What you should do |
Every line of the material below in which "Docks" shows up is to be located and copied.

*** Opening of Raw data ***

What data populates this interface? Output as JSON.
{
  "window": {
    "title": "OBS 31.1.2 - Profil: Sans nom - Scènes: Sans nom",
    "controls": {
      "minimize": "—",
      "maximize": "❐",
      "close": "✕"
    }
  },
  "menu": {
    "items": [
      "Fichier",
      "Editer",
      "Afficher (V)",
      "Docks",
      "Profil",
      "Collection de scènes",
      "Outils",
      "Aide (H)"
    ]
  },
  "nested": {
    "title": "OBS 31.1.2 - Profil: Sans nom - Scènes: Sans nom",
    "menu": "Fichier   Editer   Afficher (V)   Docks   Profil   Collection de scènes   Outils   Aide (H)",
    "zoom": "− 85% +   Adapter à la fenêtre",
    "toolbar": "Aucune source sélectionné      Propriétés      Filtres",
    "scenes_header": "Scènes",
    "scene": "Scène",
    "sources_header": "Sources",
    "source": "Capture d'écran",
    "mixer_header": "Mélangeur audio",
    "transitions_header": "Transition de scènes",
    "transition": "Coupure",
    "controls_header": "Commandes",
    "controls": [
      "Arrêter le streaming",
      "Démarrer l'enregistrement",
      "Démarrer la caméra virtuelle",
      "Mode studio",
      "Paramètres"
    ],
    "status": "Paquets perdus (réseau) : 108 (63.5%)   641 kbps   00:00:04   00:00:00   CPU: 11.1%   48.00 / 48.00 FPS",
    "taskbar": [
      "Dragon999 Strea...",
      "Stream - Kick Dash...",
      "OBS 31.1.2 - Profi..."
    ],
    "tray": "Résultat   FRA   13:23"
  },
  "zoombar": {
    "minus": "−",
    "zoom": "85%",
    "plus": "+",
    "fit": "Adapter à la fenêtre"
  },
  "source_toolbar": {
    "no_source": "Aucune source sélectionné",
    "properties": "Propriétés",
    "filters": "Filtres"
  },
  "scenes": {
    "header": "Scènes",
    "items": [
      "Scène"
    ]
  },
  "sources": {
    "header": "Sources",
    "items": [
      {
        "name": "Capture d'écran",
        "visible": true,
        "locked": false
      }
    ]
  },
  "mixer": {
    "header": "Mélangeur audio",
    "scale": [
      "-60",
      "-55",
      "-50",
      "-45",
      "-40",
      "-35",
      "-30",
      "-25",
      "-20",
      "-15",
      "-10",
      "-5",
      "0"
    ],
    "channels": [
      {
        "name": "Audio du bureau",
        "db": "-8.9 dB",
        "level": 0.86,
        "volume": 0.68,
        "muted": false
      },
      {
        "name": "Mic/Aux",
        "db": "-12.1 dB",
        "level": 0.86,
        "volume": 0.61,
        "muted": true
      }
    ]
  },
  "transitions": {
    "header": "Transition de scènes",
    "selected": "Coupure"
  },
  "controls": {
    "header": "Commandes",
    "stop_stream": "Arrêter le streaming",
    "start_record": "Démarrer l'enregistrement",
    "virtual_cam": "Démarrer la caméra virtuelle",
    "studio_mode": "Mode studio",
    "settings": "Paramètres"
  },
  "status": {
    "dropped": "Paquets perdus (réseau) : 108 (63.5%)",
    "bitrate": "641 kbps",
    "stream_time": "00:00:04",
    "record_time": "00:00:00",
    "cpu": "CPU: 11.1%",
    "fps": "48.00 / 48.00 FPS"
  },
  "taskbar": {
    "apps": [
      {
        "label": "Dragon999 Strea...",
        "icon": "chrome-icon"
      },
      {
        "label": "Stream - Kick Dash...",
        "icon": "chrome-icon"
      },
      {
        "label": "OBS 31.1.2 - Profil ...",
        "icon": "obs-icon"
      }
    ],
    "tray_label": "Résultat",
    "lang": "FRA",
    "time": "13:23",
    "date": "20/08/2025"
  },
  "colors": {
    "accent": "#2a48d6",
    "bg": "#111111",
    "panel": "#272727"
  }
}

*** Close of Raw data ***

Result |
      "Docks",
    "menu": "Fichier   Editer   Afficher (V)   Docks   Profil   Collection de scènes   Outils   Aide (H)",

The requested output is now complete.